A tenant for a property I manage entered into a lease with the landlord and paid a security deposit and first month’s rent. The day before the date the lease period began, the tenant notified me that he had changed his mind and no longer wanted to rent the property. The tenant asked me to send the security deposit and first month’s rent to his new address, but the landlord wants to keep the funds. Can the landlord do this?
Maybe. The landlord has an obligation to secure a satisfactory replacement tenant. A tenant may also attempt to locate a replacement tenant. If a satisfactory replacement tenant who can move in by the lease’s commencement date is not found, the landlord may hold the tenant in default and exercise the remedies in Paragraph 27 of the Residential Lease. This may allow the landlord to keep the security deposit and first month’s rent.
On the other hand, if the landlord does find a satisfactory replacement tenant who can move in by the commencement date, the landlord may only deduct from the security deposit and the first month’s rent either a sum agreed to in the lease as a cancellation fee or actual expenses incurred by the landlord in securing the replacement tenant.
It seems to me that since the tenant entered into a lease agreement that the landlord could also accelerate the rent the property remains ujnented.
In the instance above you have a signed lease. What if the application has been accepted, but, the lease has not been signed?
My thoughts as a previous property manager. A contract is a ‘signed legal document’. Until the lease is SIGNED, the tenant/landlord are under no obligation. The application has been accepted does not indicate anything other than ‘the application has been accepted.” Even if it was accepted, it still needs to be verified and approved before the next step is taken and a lease is signed.
When we had the “Agreement for Application Deposit and Hold on Property”, it spelled out that the Approved Applicant could forfeit the Deposit if they did not sign a Lease within (x) hours of the Approval or in the event that they Withdrew. After that form went to the wayside, there is nothing binding an approved applicant UNTIL/UNLESS they sign a Lease – so there is BIG incentive to get applicants approved quickly and have them sign the binding Lease.
Imagine that you have paid the tenants agent for find a qualified tenant, the agent has done there job and should be compensated, it is not there fault the tenant backed out. I do believe a replacement satisfactory tenant should be sought, and any expense, other agent, your company commission, marketing, lost rent, Etc., should be taken out of any funds you have in possession of the future tent.
I’m looking forward to the legal response on this one (Charles Hance above). What if agents already have been paid? Lease is signed, so contract is done.
Had it happen to a couple we leased when the girlfriend got to the house and told her boyfriend she can’t go thru with this and refuse move in. He didn’t want the house either but he was the one with credit so he got stuck with the bill. It took 2 months to find a new tenant and that died before move in so poor guy had to pay 4 months rent without even moving in. He didn’t even get security deposit back as we charged to secure new tenant. Owner was happy we did our job.

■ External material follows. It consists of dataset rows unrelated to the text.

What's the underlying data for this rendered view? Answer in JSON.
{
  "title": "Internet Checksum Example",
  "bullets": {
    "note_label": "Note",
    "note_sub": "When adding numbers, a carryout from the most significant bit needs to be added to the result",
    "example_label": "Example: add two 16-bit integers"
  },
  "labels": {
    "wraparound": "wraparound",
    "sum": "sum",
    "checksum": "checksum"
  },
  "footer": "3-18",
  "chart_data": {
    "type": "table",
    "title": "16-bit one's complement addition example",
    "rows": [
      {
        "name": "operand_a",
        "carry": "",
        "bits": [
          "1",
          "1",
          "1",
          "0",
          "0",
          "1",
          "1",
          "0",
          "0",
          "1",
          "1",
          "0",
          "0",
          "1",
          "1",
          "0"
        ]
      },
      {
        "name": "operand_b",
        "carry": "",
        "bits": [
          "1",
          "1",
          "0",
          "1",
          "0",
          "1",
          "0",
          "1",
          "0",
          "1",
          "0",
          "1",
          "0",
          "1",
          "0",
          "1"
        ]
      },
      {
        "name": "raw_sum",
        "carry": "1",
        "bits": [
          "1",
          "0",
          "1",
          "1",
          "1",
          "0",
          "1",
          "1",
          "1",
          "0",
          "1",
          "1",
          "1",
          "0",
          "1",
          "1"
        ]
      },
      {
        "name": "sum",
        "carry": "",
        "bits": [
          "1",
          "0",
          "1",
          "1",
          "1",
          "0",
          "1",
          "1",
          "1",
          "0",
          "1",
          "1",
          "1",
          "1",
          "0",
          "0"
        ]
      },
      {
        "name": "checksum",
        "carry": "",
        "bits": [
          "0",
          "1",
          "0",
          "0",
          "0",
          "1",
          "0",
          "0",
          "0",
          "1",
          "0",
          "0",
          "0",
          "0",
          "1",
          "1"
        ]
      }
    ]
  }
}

I think in John Pugh case the landlord should have been more human. It is not always the case just because the contract says he tenant should be obligated to pay rent whether his partner situation changed or not. I had similar case , but they were husband an d wife who moved it to a leased house for $2500/month. two months into the lease, the wife left and filed for divorce. My tenant called me asking for help as he could not pay the rent all by himself. I advised him to talk to the landlord and explain the… Read more »